◆ Your assignment
Using the listing below, report each line holding the string "this".

◆ Supplied information
# # # # #

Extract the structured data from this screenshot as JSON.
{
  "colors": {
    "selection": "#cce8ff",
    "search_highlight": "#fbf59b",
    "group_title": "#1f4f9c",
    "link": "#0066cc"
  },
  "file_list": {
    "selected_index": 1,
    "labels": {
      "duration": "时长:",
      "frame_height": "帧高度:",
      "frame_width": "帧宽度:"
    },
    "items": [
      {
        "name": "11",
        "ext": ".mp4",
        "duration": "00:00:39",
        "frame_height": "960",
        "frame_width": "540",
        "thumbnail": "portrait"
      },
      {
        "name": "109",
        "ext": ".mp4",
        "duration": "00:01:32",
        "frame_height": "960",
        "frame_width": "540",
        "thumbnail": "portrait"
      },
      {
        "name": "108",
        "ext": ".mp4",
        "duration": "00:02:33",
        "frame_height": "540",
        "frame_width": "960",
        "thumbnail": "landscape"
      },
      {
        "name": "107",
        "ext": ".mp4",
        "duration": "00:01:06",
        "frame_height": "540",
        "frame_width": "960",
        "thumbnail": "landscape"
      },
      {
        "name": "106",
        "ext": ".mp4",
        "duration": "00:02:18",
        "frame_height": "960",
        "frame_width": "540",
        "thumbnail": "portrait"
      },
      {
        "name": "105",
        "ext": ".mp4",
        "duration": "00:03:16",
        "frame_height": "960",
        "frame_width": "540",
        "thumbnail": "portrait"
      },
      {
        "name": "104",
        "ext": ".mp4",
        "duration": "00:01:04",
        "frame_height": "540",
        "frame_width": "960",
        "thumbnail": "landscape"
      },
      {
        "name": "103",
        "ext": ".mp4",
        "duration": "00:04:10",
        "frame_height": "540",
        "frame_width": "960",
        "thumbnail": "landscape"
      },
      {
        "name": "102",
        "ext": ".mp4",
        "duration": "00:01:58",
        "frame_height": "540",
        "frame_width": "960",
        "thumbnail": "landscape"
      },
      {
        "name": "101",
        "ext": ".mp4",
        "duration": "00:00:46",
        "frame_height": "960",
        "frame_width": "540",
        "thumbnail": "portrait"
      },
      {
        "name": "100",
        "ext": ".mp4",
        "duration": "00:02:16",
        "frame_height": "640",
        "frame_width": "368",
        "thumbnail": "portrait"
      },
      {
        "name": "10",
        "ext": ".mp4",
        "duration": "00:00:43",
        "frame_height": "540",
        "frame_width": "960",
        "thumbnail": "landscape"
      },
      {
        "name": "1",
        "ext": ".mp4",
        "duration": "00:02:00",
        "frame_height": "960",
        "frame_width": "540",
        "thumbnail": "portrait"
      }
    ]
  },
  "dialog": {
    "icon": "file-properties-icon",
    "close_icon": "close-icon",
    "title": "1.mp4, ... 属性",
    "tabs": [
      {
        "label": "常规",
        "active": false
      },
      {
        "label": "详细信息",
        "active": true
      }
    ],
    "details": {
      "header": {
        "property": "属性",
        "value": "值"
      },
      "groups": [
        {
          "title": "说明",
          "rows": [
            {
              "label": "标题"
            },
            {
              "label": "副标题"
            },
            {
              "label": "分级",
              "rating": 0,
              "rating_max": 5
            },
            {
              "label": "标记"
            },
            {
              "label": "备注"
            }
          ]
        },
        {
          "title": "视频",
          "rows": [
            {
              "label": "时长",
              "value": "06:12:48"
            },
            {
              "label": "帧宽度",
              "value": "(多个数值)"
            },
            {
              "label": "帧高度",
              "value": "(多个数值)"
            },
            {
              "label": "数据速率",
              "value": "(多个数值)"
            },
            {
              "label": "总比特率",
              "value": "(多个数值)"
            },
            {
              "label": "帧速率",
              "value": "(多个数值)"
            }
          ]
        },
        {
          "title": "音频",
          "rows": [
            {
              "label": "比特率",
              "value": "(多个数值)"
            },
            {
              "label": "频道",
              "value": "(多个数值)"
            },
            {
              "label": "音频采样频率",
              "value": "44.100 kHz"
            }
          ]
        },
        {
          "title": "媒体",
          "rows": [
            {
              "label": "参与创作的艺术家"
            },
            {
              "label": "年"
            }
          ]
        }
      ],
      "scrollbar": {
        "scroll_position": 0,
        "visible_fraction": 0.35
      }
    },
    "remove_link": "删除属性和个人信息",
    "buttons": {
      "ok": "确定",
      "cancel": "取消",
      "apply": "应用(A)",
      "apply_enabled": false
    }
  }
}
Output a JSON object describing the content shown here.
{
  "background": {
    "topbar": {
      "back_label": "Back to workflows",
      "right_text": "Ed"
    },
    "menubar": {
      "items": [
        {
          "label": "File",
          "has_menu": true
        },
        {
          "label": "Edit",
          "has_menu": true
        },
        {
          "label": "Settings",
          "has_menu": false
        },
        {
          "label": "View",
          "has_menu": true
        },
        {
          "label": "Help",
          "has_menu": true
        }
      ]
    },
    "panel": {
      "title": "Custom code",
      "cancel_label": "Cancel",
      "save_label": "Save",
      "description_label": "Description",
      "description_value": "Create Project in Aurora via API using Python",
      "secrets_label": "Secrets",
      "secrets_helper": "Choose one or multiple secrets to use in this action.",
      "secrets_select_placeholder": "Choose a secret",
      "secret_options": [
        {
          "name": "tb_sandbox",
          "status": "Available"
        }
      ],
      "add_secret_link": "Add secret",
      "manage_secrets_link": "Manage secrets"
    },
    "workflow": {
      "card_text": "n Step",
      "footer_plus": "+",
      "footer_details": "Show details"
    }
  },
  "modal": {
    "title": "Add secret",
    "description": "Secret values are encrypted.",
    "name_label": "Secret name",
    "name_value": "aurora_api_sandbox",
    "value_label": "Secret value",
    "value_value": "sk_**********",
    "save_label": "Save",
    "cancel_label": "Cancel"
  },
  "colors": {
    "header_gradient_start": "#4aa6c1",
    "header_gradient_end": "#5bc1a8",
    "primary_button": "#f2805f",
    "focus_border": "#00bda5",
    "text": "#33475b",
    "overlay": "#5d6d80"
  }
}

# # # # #

◆ Response box
Extract the structured data from this screenshot as JSON.
      "secrets_helper": "Choose one or multiple secrets to use in this action.",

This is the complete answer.